Provided records section start
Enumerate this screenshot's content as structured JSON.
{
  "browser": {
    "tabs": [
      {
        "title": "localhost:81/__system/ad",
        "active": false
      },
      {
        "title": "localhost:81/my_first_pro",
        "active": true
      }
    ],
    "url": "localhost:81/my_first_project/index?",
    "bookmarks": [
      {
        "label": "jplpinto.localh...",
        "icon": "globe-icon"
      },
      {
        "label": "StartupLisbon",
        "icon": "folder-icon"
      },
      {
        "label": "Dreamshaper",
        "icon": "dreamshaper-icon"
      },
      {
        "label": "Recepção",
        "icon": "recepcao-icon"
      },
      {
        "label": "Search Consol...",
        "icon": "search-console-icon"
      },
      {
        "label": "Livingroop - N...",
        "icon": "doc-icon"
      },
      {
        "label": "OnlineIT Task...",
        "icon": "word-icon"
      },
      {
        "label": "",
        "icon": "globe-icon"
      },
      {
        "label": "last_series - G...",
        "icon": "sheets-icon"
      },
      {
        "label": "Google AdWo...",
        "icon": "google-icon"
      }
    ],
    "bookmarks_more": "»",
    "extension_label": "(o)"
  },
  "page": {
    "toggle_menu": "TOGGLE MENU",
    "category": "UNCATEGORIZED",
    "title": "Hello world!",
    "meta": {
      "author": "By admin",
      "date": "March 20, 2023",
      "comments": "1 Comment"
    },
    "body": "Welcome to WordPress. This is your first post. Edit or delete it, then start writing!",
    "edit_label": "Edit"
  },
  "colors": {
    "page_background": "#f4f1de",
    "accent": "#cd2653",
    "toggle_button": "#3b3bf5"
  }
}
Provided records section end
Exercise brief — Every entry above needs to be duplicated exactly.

Task solution —
Enumerate this screenshot's content as structured JSON.
{
  "browser": {
    "tabs": [
      {
        "title": "localhost:81/__system/ad",
        "active": false
      },
      {
        "title": "localhost:81/my_first_pro",
        "active": true
      }
    ],
    "url": "localhost:81/my_first_project/index?",
    "bookmarks": [
      {
        "label": "jplpinto.localh...",
        "icon": "globe-icon"
      },
      {
        "label": "StartupLisbon",
        "icon": "folder-icon"
      },
      {
        "label": "Dreamshaper",
        "icon": "dreamshaper-icon"
      },
      {
        "label": "Recepção",
        "icon": "recepcao-icon"
      },
      {
        "label": "Search Consol...",
        "icon": "search-console-icon"
      },
      {
        "label": "Livingroop - N...",
        "icon": "doc-icon"
      },
      {
        "label": "OnlineIT Task...",
        "icon": "word-icon"
      },
      {
        "label": "",
        "icon": "globe-icon"
      },
      {
        "label": "last_series - G...",
        "icon": "sheets-icon"
      },
      {
        "label": "Google AdWo...",
        "icon": "google-icon"
      }
    ],
    "bookmarks_more": "»",
    "extension_label": "(o)"
  },
  "page": {
    "toggle_menu": "TOGGLE MENU",
    "category": "UNCATEGORIZED",
    "title": "Hello world!",
    "meta": {
      "author": "By admin",
      "date": "March 20, 2023",
      "comments": "1 Comment"
    },
    "body": "Welcome to WordPress. This is your first post. Edit or delete it, then start writing!",
    "edit_label": "Edit"
  },
  "colors": {
    "page_background": "#f4f1de",
    "accent": "#cd2653",
    "toggle_button": "#3b3bf5"
  }
}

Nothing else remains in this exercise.